The only downside to the current edition is that the chapter on the symbolic toolbox is out of date since it refers to the old Maple based one rather than the current Mupad based system (See my post here for more details on this transition).  This is only a minor gripe, however, and I only really mention it at all in an attempt to give a review that looks more balanced.

Full disclosure:  One of the authors, Nicholas Higham, works at the same university as me.  However, we are in different departments and I paid for my own copy of his book in full.

MATLAB: A Practical Introduction to Programming and Problem Solving by Stormy Attaway

I haven’t had this book as long as I’ve had the Higham book and I haven’t even completely finished it yet.  I am, however, very impressed with it (as an aside, it’s also the first technical book I ever bought using the iPad and Android Kindle apps).

One of the key things that I like most about this one is that the text is liberally sprinkled with ‘Quick Questions’ that give you a little scenario and ask you how you’d deal with it in MATLAB.  This is quickly followed by a model answer that explains the concepts.  These help break up the text, make you stop and think and ultimately lead to you thinking in a more MATLABy way.  There is also a good amount of exercises at the end of each chapter (no model solutions provided though).

The book is split into two main parts with the first half concentrating on MATLAB fundamentals such as matrices, vectorization, strings, functions etc while the second half covers mathematical applications such as statistics, curve fitting and numerical integration.  So, it’ll take you from being a complete novice to someone who knows their way around a reasonable portion of the system.

Since I first bought this book using the Kindle app on my iPad I thought I’d quickly mention how that worked out for me.  In short, I hated the Kindle presentation so much that I went out and bought the physical version of the book as well.  The paper version is beautifully formatted and presented whereas the Kindle version is just awful.  It’s hard to navigate, looks awful and basically makes one wish that they had just given you a pdf file instead!

  1. MySchizoBuddy
    October 22nd, 2010 at 12:07
    Reply | Quote | #1

    Can you recommend books for Simulink

  2. October 22nd, 2010 at 12:14
    Reply | Quote | #2

    I’ve not read any yet so I’m afraid not.

  3. Joplin
    October 22nd, 2010 at 14:45
    Reply | Quote | #3

    Any similar suggestions for mathematica?

  4. October 22nd, 2010 at 15:38
    Reply | Quote | #4

    Hi Joplin

    I’ll write about that in detail another time but for now I’d suggest Mathematica Navigator
    by Heikki Ruskeepaa for beginners.

    For more advanced users, Michael Trott’s books are worth their weight in gold (and that’s a LOT of weight). For example, The Mathematica GuideBook for Numerics. However, Trott’s books are currently for version 5 only and as you probably know, Mathematica was practically re-invented with version 6. Since they are so expensive, I’d probably wait for the 2nd editions. Either that or lean on your local librarian ;)

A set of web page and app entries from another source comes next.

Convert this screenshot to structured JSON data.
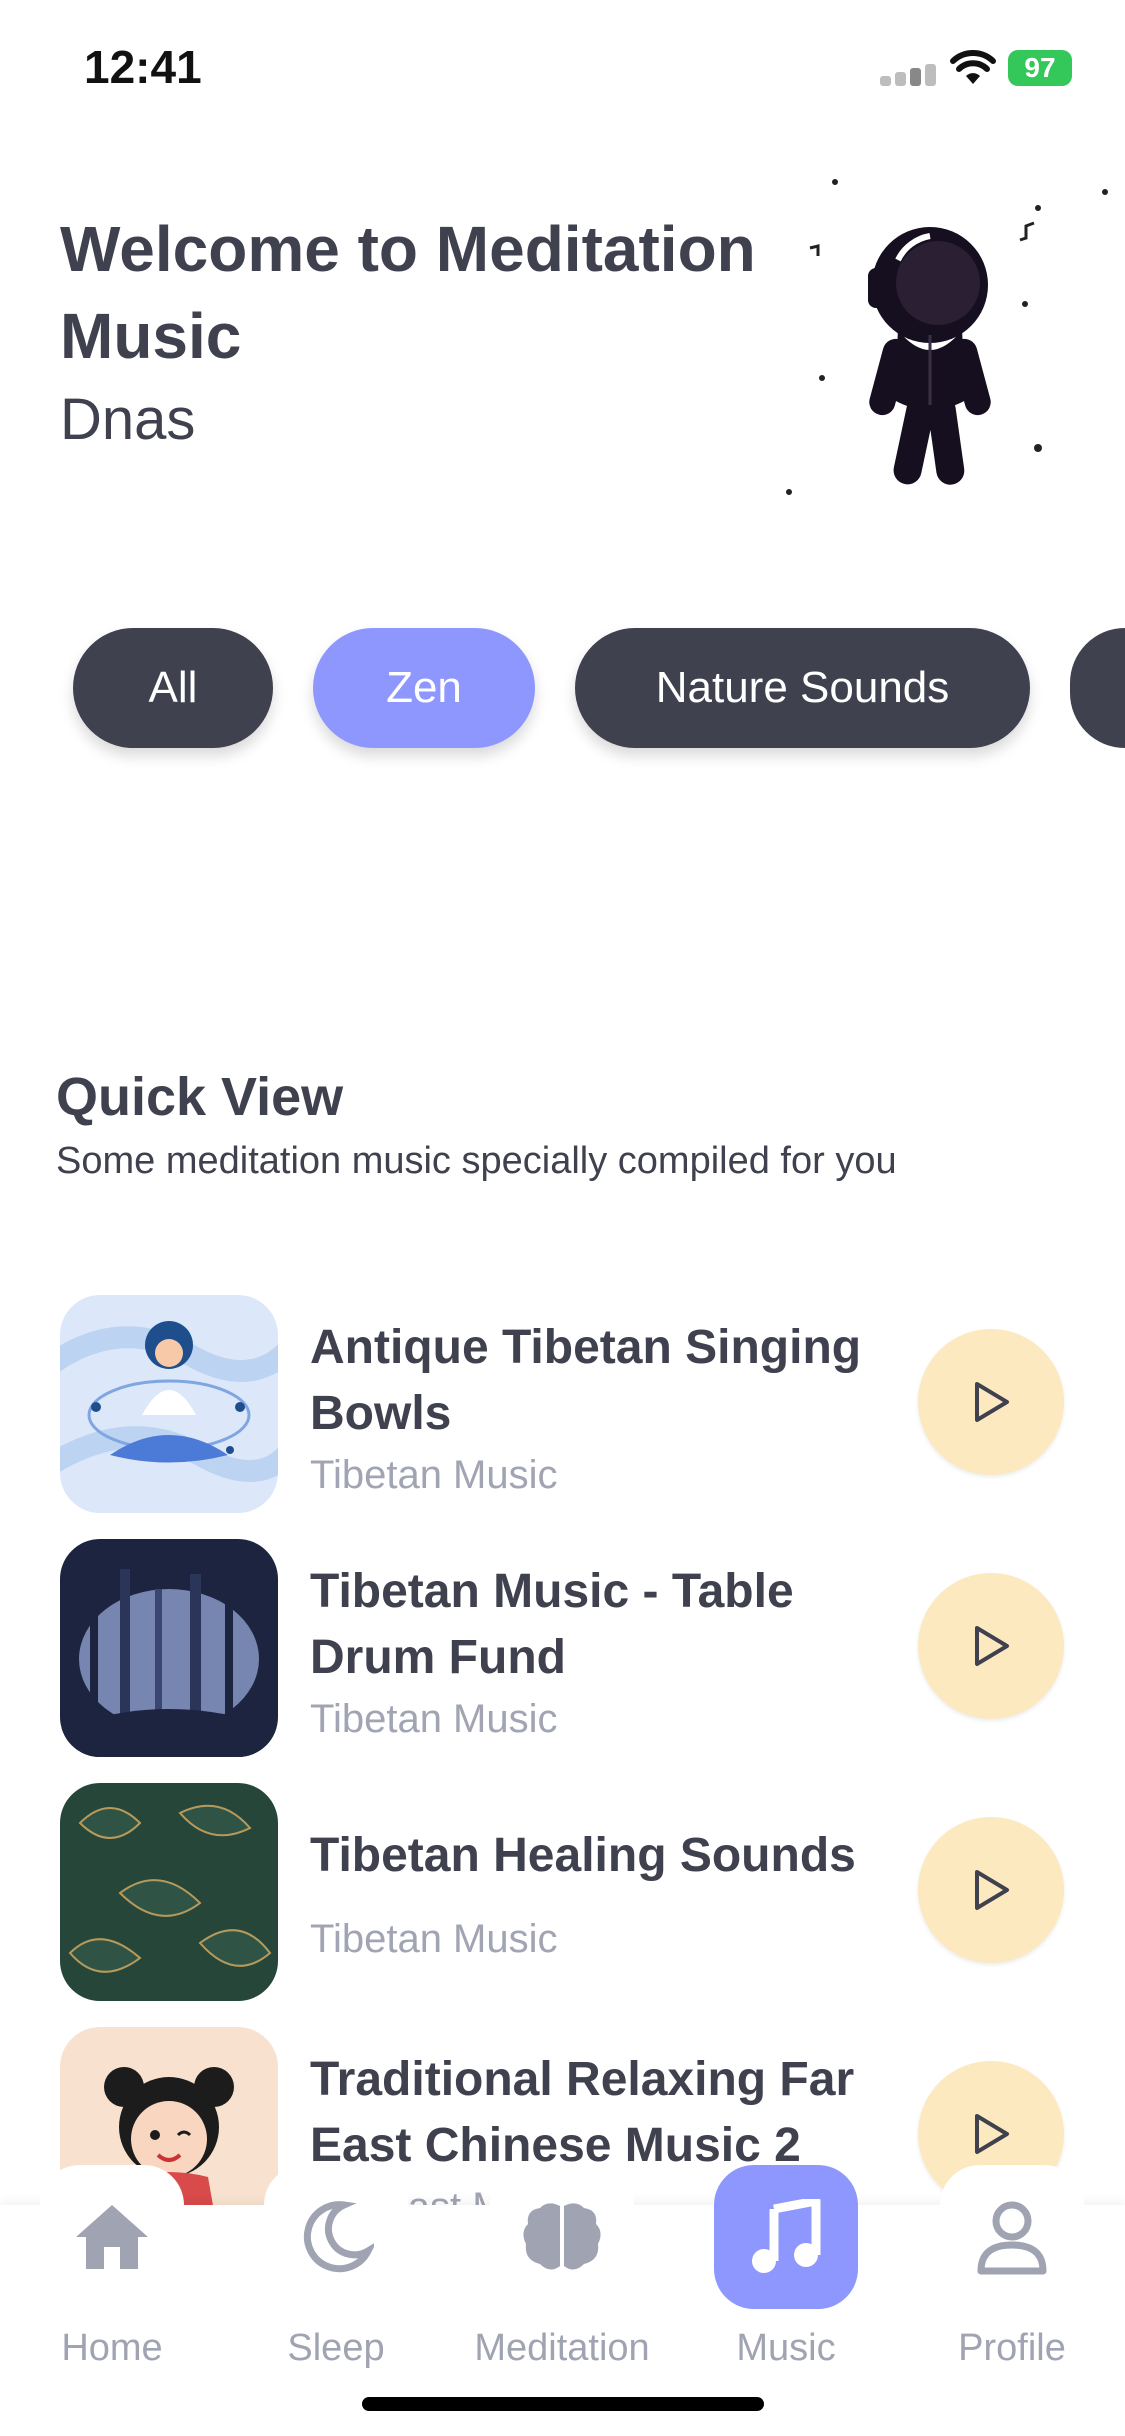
{
  "status": {
    "time": "12:41",
    "battery": "97"
  },
  "header": {
    "welcome": "Welcome to Meditation Music",
    "username": "Dnas"
  },
  "categories": [
    {
      "label": "All",
      "active": false
    },
    {
      "label": "Zen",
      "active": true
    },
    {
      "label": "Nature Sounds",
      "active": false
    }
  ],
  "quick_view": {
    "title": "Quick View",
    "subtitle": "Some meditation music specially compiled for you",
    "tracks": [
      {
        "title": "Antique Tibetan Singing Bowls",
        "subtitle": "Tibetan Music",
        "icon": "meditation-woman-thumbnail"
      },
      {
        "title": "Tibetan Music - Table Drum Fund",
        "subtitle": "Tibetan Music",
        "icon": "forest-thumbnail"
      },
      {
        "title": "Tibetan Healing Sounds",
        "subtitle": "Tibetan Music",
        "icon": "leaves-thumbnail"
      },
      {
        "title": "Traditional Relaxing Far East Chinese Music 2",
        "subtitle": "Far East M",
        "icon": "chinese-girl-thumbnail"
      }
    ]
  },
  "tabs": [
    {
      "label": "Home",
      "icon": "home-icon",
      "active": false
    },
    {
      "label": "Sleep",
      "icon": "moon-icon",
      "active": false
    },
    {
      "label": "Meditation",
      "icon": "brain-icon",
      "active": false
    },
    {
      "label": "Music",
      "icon": "music-note-icon",
      "active": true
    },
    {
      "label": "Profile",
      "icon": "user-icon",
      "active": false
    }
  ],
  "colors": {
    "accent": "#8e97fd",
    "dark": "#3f414e",
    "play_bg": "#fde9c0",
    "muted": "#a0a3b1"
  }
}
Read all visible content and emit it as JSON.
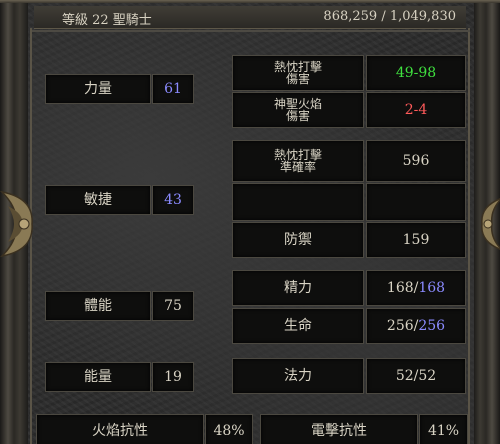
{
  "header": {
    "left": "等級 22 聖騎士",
    "right": "868,259 / 1,049,830"
  },
  "attributes": {
    "strength": {
      "label": "力量",
      "value": "61"
    },
    "dexterity": {
      "label": "敏捷",
      "value": "43"
    },
    "vitality": {
      "label": "體能",
      "value": "75"
    },
    "energy": {
      "label": "能量",
      "value": "19"
    }
  },
  "combat": {
    "zeal_damage": {
      "label_line1": "熱忱打擊",
      "label_line2": "傷害",
      "value": "49-98"
    },
    "holy_fire_damage": {
      "label_line1": "神聖火焰",
      "label_line2": "傷害",
      "value": "2-4"
    },
    "zeal_rating": {
      "label_line1": "熱忱打擊",
      "label_line2": "準確率",
      "value": "596"
    },
    "defense": {
      "label": "防禦",
      "value": "159"
    }
  },
  "pools": {
    "stamina": {
      "label": "精力",
      "current": "168",
      "max": "168"
    },
    "life": {
      "label": "生命",
      "current": "256",
      "max": "256"
    },
    "mana": {
      "label": "法力",
      "current": "52",
      "max": "52"
    }
  },
  "resistances": {
    "fire": {
      "label": "火焰抗性",
      "value": "48%"
    },
    "lightning": {
      "label": "電擊抗性",
      "value": "41%"
    }
  },
  "colors": {
    "stat_blue": "#8b8bff",
    "damage_green": "#3fe03f",
    "damage_red": "#ff5a5a"
  }
}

  5. Steve L
    October 22nd, 2010 at 16:21
    Reply | Quote | #5

    FYI, you might be interested in two of Cleve’s books, “Numerical Computing with MATLAB” and “Experiments with MATLAB”. While they’re not really books for learning MATLAB but more books for learning numerical computing _using_ MATLAB, IMO Cleve writes about that topic very well. You can take a look at the two books on the MathWorks website:

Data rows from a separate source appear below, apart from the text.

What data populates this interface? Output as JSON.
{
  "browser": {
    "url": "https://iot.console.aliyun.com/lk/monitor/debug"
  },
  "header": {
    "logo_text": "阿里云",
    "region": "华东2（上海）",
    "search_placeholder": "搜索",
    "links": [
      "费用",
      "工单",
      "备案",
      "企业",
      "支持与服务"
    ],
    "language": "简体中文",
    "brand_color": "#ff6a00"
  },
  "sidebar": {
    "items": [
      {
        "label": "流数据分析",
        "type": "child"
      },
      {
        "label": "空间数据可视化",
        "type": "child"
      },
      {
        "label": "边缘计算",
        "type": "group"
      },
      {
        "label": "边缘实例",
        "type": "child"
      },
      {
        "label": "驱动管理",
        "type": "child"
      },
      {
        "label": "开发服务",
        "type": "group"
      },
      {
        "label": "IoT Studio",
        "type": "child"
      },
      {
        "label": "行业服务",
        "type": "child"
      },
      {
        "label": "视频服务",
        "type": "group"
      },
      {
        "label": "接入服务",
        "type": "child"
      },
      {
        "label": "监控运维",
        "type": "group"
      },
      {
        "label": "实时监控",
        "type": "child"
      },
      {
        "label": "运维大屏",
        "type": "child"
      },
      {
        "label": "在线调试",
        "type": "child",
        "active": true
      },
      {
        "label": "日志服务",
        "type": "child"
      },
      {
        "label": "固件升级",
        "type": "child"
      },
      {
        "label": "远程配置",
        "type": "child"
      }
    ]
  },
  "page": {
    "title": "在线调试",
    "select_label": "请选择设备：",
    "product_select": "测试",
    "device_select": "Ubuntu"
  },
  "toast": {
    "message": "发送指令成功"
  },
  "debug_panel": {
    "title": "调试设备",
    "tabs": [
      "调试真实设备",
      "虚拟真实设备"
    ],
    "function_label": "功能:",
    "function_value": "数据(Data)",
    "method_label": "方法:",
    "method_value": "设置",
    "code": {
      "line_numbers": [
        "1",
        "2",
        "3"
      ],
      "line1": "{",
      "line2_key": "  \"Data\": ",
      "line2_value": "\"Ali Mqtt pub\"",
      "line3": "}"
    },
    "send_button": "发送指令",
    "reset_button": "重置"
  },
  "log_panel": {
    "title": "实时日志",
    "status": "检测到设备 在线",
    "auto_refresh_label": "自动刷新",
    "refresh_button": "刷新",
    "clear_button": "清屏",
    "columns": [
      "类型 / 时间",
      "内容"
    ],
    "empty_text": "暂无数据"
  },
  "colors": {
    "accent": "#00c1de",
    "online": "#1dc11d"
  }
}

    If you want a hard copy of the first of those books, the webpage has a link to the SIAM store where you can order one.

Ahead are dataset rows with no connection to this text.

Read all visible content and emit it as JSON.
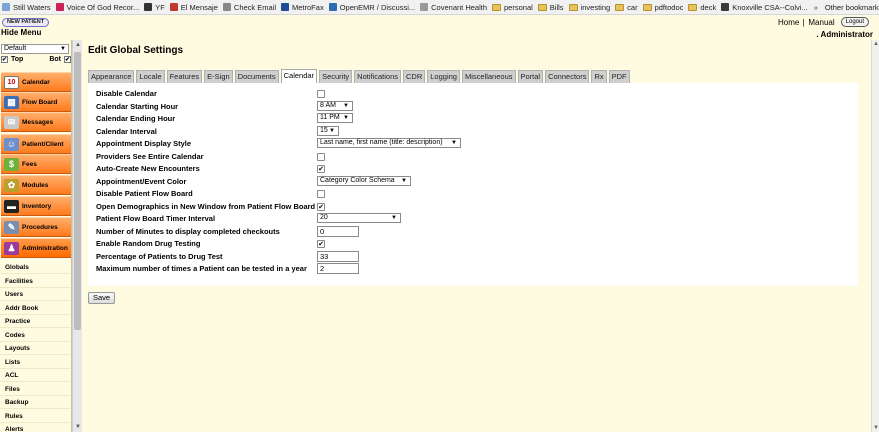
{
  "bookmarks": {
    "items": [
      {
        "label": "Still Waters",
        "icon": "page-icon",
        "color": "#7aa6d6"
      },
      {
        "label": "Voice Of God Recor...",
        "icon": "globe-icon",
        "color": "#c25"
      },
      {
        "label": "YF",
        "icon": "page-icon",
        "color": "#333"
      },
      {
        "label": "El Mensaje",
        "icon": "globe-icon",
        "color": "#c0392b"
      },
      {
        "label": "Check Email",
        "icon": "page-icon",
        "color": "#888"
      },
      {
        "label": "MetroFax",
        "icon": "fax-icon",
        "color": "#1f4e96"
      },
      {
        "label": "OpenEMR / Discussi...",
        "icon": "forum-icon",
        "color": "#2d6cb5"
      },
      {
        "label": "Covenant Health",
        "icon": "page-icon",
        "color": "#999"
      },
      {
        "label": "personal",
        "icon": "folder-icon"
      },
      {
        "label": "Bills",
        "icon": "folder-icon"
      },
      {
        "label": "investing",
        "icon": "folder-icon"
      },
      {
        "label": "car",
        "icon": "folder-icon"
      },
      {
        "label": "pdftodoc",
        "icon": "folder-icon"
      },
      {
        "label": "deck",
        "icon": "folder-icon"
      },
      {
        "label": "Knoxville CSA--Colvi...",
        "icon": "page-icon",
        "color": "#3a3a3a"
      }
    ],
    "overflow": "»",
    "other": "Other bookmarks"
  },
  "header": {
    "new_patient": "NEW PATIENT",
    "hide_menu": "Hide Menu",
    "home": "Home",
    "separator": "|",
    "manual": "Manual",
    "logout": "Logout",
    "user": ". Administrator"
  },
  "nav": {
    "select_value": "Default",
    "select_arrow": "▼",
    "top_label": "Top",
    "bot_label": "Bot",
    "checkmark": "✔",
    "menu": [
      {
        "label": "Calendar",
        "icon": "calendar-icon",
        "glyph": "10"
      },
      {
        "label": "Flow Board",
        "icon": "flow-board-icon",
        "glyph": "▦"
      },
      {
        "label": "Messages",
        "icon": "messages-icon",
        "glyph": "✉"
      },
      {
        "label": "Patient/Client",
        "icon": "patient-icon",
        "glyph": "☺"
      },
      {
        "label": "Fees",
        "icon": "fees-icon",
        "glyph": "$"
      },
      {
        "label": "Modules",
        "icon": "modules-icon",
        "glyph": "✿"
      },
      {
        "label": "Inventory",
        "icon": "inventory-icon",
        "glyph": "▬"
      },
      {
        "label": "Procedures",
        "icon": "procedures-icon",
        "glyph": "✎"
      },
      {
        "label": "Administration",
        "icon": "administration-icon",
        "glyph": "♟"
      }
    ],
    "admin_items": [
      "Globals",
      "Facilities",
      "Users",
      "Addr Book",
      "Practice",
      "Codes",
      "Layouts",
      "Lists",
      "ACL",
      "Files",
      "Backup",
      "Rules",
      "Alerts"
    ]
  },
  "main": {
    "title": "Edit Global Settings",
    "active_tab": "Calendar",
    "tabs": [
      "Appearance",
      "Locale",
      "Features",
      "E-Sign",
      "Documents",
      "Calendar",
      "Security",
      "Notifications",
      "CDR",
      "Logging",
      "Miscellaneous",
      "Portal",
      "Connectors",
      "Rx",
      "PDF"
    ],
    "settings": [
      {
        "label": "Disable Calendar",
        "type": "checkbox",
        "checked": false
      },
      {
        "label": "Calendar Starting Hour",
        "type": "select",
        "value": "8 AM"
      },
      {
        "label": "Calendar Ending Hour",
        "type": "select",
        "value": "11 PM"
      },
      {
        "label": "Calendar Interval",
        "type": "select",
        "value": "15"
      },
      {
        "label": "Appointment Display Style",
        "type": "select",
        "value": "Last name, first name (title: description)"
      },
      {
        "label": "Providers See Entire Calendar",
        "type": "checkbox",
        "checked": false
      },
      {
        "label": "Auto-Create New Encounters",
        "type": "checkbox",
        "checked": true
      },
      {
        "label": "Appointment/Event Color",
        "type": "select",
        "value": "Category Color Schema"
      },
      {
        "label": "Disable Patient Flow Board",
        "type": "checkbox",
        "checked": false
      },
      {
        "label": "Open Demographics in New Window from Patient Flow Board",
        "type": "checkbox",
        "checked": true
      },
      {
        "label": "Patient Flow Board Timer Interval",
        "type": "select",
        "value": "20"
      },
      {
        "label": "Number of Minutes to display completed checkouts",
        "type": "text",
        "value": "0"
      },
      {
        "label": "Enable Random Drug Testing",
        "type": "checkbox",
        "checked": true
      },
      {
        "label": "Percentage of Patients to Drug Test",
        "type": "text",
        "value": "33"
      },
      {
        "label": "Maximum number of times a Patient can be tested in a year",
        "type": "text",
        "value": "2"
      }
    ],
    "select_arrow": "▼",
    "checkmark": "✔",
    "save": "Save"
  },
  "scrollbar": {
    "up": "▲",
    "down": "▼"
  },
  "colors": {
    "background": "#fffbe1",
    "nav_button": "#ff8c3a",
    "tab_inactive": "#cfcfcf",
    "panel": "#ffffff"
  }
}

    Full disclosure: the domain in my email address is :)

  6. October 22nd, 2010 at 16:31
    Reply | Quote | #6

    Thanks Steve.
    Cleve’s books have been on my to-read list for a while. I love the fact that he’s made the texts freely available.


  7. swag dragon
    October 1st, 2016 at 10:28
    Reply | Quote | #7

    This book sponsored by mathworks is pretty good.